Producer Deaglan Ó Mocháin - who works with the Londonderry-based TV firm Dearcán Media - told the Sentinel how the relatives of those who died on Ballymanus beach near Annagry/The Rosses wanted want an officail apology from the state for what this new film reveals to be an official cover-up.
The facts are stark and simple. On May 10, 1943 a sea-mine exploded on Ballymanus beach, a few miles from the village of Mullaghduff.
Nineteen young men from the Donegal Gaeltacht were killed as a result. It was always thought locally that the tragedy could have been averted had the local authorities followed procedures relating to the clearance of mines.
While a number of surviving relatives persist in seeking an apology from the state ‘Ballymanus Disaster’ material demonstrates that a number of prominent locals and senior government figures combined to ensure that the full facts of the incident would never emerge.
Mr Ó Mocháin is from the local area and says it has been largely ignored by the mainstream media despite the heavy death toll.
“19 young men were killed, the second highest loss of life in the south during the entire WWII period (with only the North Strand bombings in Dublin having a higher number of casualties,” he explained.
“What is very interesting about the story is that it is hugely under reported - even in Donegal. I lived a few miles up the road from where it happened (it occurred near Annagry/The Rosses) and had never heard of it.
“We have managed to record the full story for the first time, we interviewed the remaining eye-witnesses and we did a bit of investigative journalism ourselves.

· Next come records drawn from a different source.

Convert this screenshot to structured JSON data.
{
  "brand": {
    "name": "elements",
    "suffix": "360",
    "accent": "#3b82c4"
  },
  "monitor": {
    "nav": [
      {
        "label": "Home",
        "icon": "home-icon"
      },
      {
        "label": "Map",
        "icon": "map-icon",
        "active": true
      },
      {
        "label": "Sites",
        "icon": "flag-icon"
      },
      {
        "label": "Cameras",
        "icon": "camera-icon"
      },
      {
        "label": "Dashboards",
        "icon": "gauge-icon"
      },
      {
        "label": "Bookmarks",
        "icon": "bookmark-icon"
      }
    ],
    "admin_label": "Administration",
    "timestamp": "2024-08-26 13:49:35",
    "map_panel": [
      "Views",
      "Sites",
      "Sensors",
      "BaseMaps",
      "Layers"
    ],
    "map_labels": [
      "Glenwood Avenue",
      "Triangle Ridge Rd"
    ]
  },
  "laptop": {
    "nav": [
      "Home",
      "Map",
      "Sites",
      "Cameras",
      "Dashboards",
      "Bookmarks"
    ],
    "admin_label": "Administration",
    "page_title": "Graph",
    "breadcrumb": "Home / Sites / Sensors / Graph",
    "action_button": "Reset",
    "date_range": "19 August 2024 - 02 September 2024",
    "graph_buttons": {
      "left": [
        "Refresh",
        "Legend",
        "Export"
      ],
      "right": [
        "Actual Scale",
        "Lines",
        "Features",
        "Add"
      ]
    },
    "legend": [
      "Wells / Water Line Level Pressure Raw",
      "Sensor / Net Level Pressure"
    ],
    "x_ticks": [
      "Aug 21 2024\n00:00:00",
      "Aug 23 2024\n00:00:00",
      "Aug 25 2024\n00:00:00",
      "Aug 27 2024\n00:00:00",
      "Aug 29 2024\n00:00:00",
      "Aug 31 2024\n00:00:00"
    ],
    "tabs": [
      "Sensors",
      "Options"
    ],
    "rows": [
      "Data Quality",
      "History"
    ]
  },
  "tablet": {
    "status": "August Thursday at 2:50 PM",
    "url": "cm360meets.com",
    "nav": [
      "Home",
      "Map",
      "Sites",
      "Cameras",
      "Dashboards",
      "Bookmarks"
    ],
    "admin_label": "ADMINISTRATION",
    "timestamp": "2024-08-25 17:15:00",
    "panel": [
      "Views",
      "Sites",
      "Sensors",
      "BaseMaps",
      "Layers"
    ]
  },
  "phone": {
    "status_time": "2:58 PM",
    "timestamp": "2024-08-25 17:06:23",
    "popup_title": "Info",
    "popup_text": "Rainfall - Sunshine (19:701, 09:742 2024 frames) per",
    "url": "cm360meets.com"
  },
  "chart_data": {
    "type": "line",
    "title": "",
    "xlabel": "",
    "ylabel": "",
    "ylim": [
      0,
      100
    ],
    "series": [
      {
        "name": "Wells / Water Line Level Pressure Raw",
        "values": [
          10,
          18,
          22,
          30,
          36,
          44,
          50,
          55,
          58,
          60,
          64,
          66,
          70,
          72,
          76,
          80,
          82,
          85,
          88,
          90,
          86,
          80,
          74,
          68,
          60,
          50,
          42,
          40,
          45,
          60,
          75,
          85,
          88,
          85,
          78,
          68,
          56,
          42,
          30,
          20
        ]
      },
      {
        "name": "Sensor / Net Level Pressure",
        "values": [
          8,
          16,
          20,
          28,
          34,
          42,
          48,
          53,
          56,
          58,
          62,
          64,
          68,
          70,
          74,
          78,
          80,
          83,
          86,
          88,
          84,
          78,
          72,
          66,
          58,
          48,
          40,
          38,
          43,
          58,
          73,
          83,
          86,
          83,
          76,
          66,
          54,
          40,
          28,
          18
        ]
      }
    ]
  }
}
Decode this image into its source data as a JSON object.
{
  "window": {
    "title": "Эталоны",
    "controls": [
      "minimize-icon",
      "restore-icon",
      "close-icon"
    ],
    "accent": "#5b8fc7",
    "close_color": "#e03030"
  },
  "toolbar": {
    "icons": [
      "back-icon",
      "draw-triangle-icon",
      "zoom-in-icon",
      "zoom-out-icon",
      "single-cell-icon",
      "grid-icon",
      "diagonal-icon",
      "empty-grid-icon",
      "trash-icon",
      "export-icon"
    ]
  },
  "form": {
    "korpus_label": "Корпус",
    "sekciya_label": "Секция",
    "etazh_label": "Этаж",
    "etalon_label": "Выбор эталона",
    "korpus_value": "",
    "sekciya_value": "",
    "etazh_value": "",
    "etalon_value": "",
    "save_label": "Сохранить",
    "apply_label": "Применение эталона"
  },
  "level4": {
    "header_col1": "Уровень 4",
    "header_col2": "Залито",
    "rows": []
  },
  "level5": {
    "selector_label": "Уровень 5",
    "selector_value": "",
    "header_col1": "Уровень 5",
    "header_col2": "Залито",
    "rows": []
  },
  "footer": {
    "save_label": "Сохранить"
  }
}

“Apart from the disproportionate human cost in such an isolated and under resourced area, we present evidence of an official cover up into what happened, as well as evidence that prominent locals put pressure on the relatives of those who died to drop demands for an inquiry into what happened,” he continued.
Whilst Mr Ó Mocháin and his team were making the film it became clear that the surviving family members still want answers.
“The relatives would still like to see an apology from the state, as it seems quite clear that a degree of official negligence contributed to the loss of life.
“Basically, the local Gardaí were aware that a sea mine was drifting ashore for over three hours prior to the explosion, and they failed to cordon off the area as per official instructions received by every coastal Garda station in 1941,” he said.
‘The Ballymanus Disaster’ or ‘Tubáiste Bhaile Mhánais’ will air this Saturday on BBC2 at 9.45pm.